What starts off in fairly regular interview mode – me seated in a comfortable armchair facing Richard Welch, my notebook at the ready, soon shifts shape. It’s as if the four walls beneath the double-volume ceiling of Kalahari Books contain within them some mysterious force that makes a joke of time and exerts competing gravitational pull. Surrounded by thousands (around 70 000 in all, Welch estimates) of books spanning more than a century we flit from shelf to shelf like magpies. We move from titles by JG Ballard to George Bernard Shaw picking the books out, then discarding them for the next attraction. There is poetry and playwriting, Greek epics and tomes on trains, collectables and curiosities and fiction, heaps and heaps of fiction. Continue reading
It’s a map of Africa but not as you would usually know it. From a distance it resembles the texture of oyster mushrooms, their delicate fluted forms cast into whorls of soft colour. Up close you can make out the words that have combined to create the map, and the pages of books that have been delicately folded and glued together to create it.

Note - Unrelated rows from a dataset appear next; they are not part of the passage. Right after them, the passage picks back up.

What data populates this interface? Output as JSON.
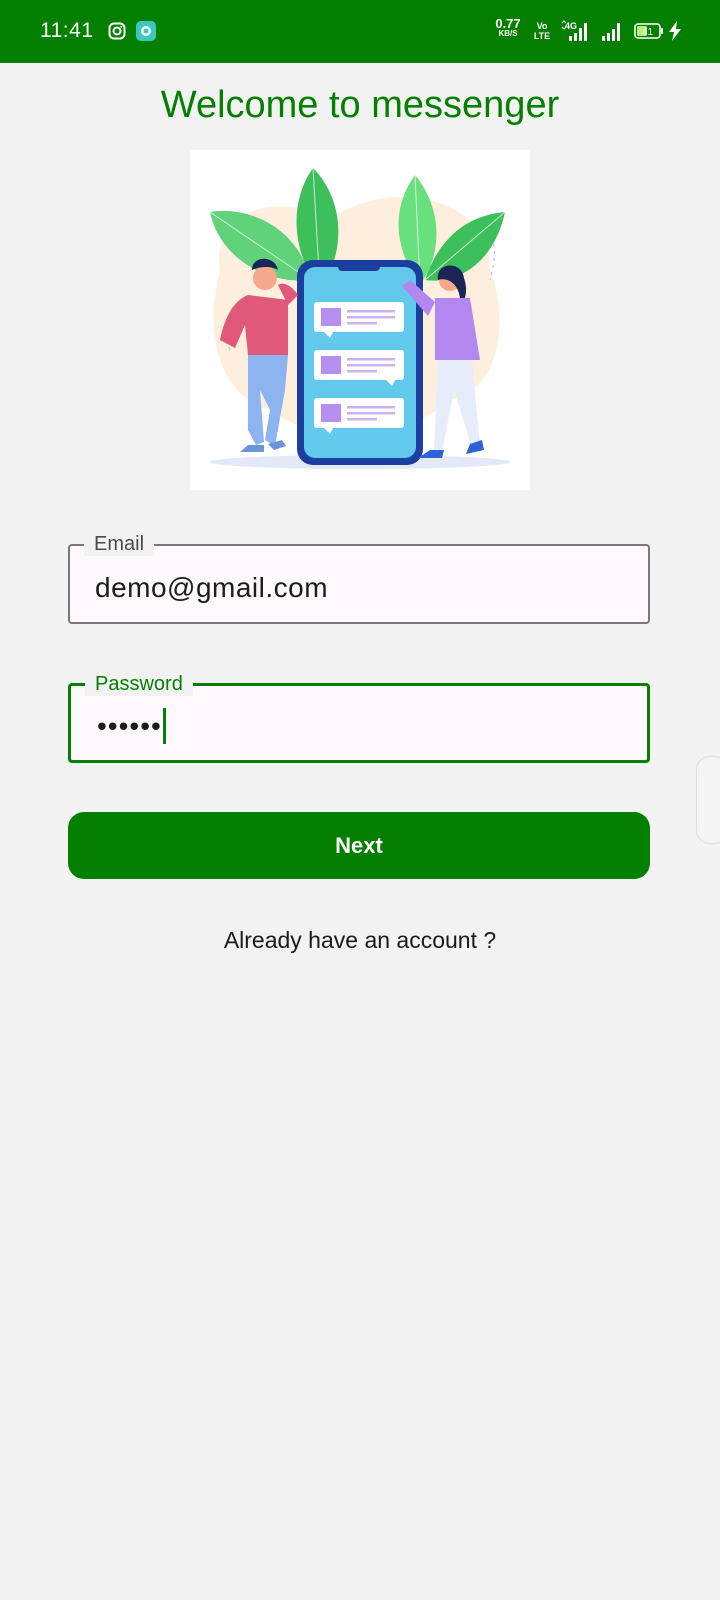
{
  "status_bar": {
    "time": "11:41",
    "net_speed_value": "0.77",
    "net_speed_unit": "KB/S",
    "volte_top": "Vo",
    "volte_bottom": "LTE",
    "network": "4G",
    "battery": "41",
    "icons": [
      "instagram-icon",
      "chat-app-icon",
      "signal-icon",
      "battery-icon",
      "charging-icon"
    ]
  },
  "title": "Welcome to messenger",
  "form": {
    "email_label": "Email",
    "email_value": "demo@gmail.com",
    "password_label": "Password",
    "password_value": "••••••"
  },
  "next_button": "Next",
  "login_link": "Already have an account ?",
  "colors": {
    "primary": "#047f00",
    "background": "#f2f2f2",
    "field_bg": "#fdf8fc"
  }
}
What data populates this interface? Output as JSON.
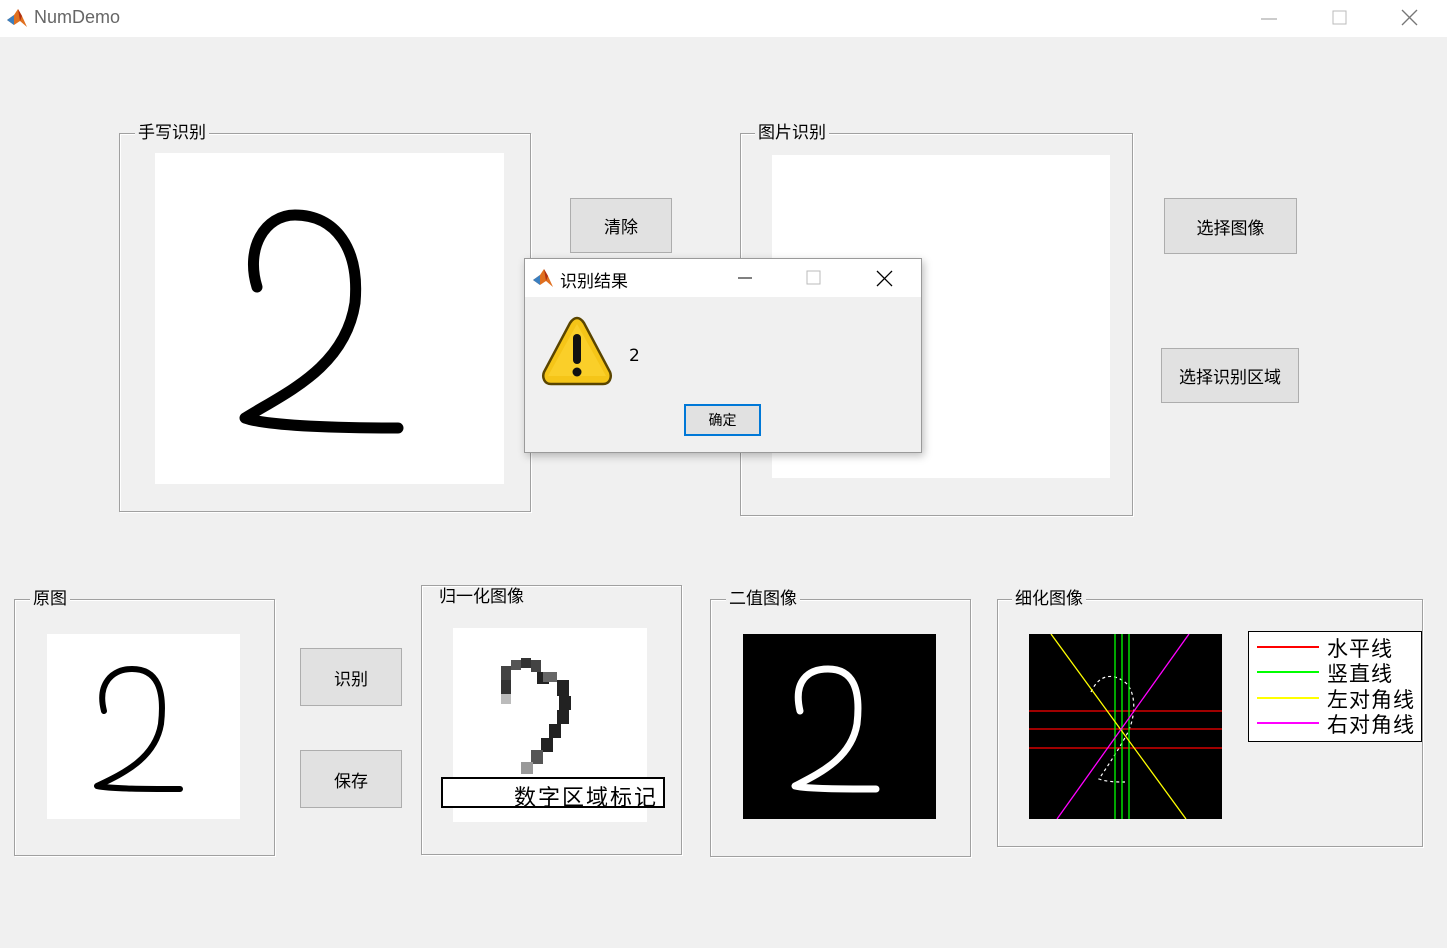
{
  "window": {
    "title": "NumDemo",
    "icon": "matlab-icon",
    "controls": [
      "minimize-icon",
      "maximize-icon",
      "close-icon"
    ]
  },
  "panels": {
    "handwriting": {
      "title": "手写识别"
    },
    "image_recognition": {
      "title": "图片识别"
    },
    "original": {
      "title": "原图"
    },
    "normalized": {
      "title": "归一化图像",
      "overlay_label": "数字区域标记"
    },
    "binary": {
      "title": "二值图像"
    },
    "thinned": {
      "title": "细化图像",
      "legend": [
        {
          "label": "水平线",
          "color": "#ff0000"
        },
        {
          "label": "竖直线",
          "color": "#00ff00"
        },
        {
          "label": "左对角线",
          "color": "#ffff00"
        },
        {
          "label": "右对角线",
          "color": "#ff00ff"
        }
      ]
    }
  },
  "buttons": {
    "clear": "清除",
    "select_image": "选择图像",
    "select_region": "选择识别区域",
    "recognize": "识别",
    "save": "保存"
  },
  "dialog": {
    "title": "识别结果",
    "message": "2",
    "ok_label": "确定",
    "icon": "warning-icon"
  },
  "drawn_digit": "2"
}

This artwork “Africa Reinvented” has earned Keri Muller her title as the “book artist” or as Google’s search terms locate her, “Cape Town’s origami expert”. Continue reading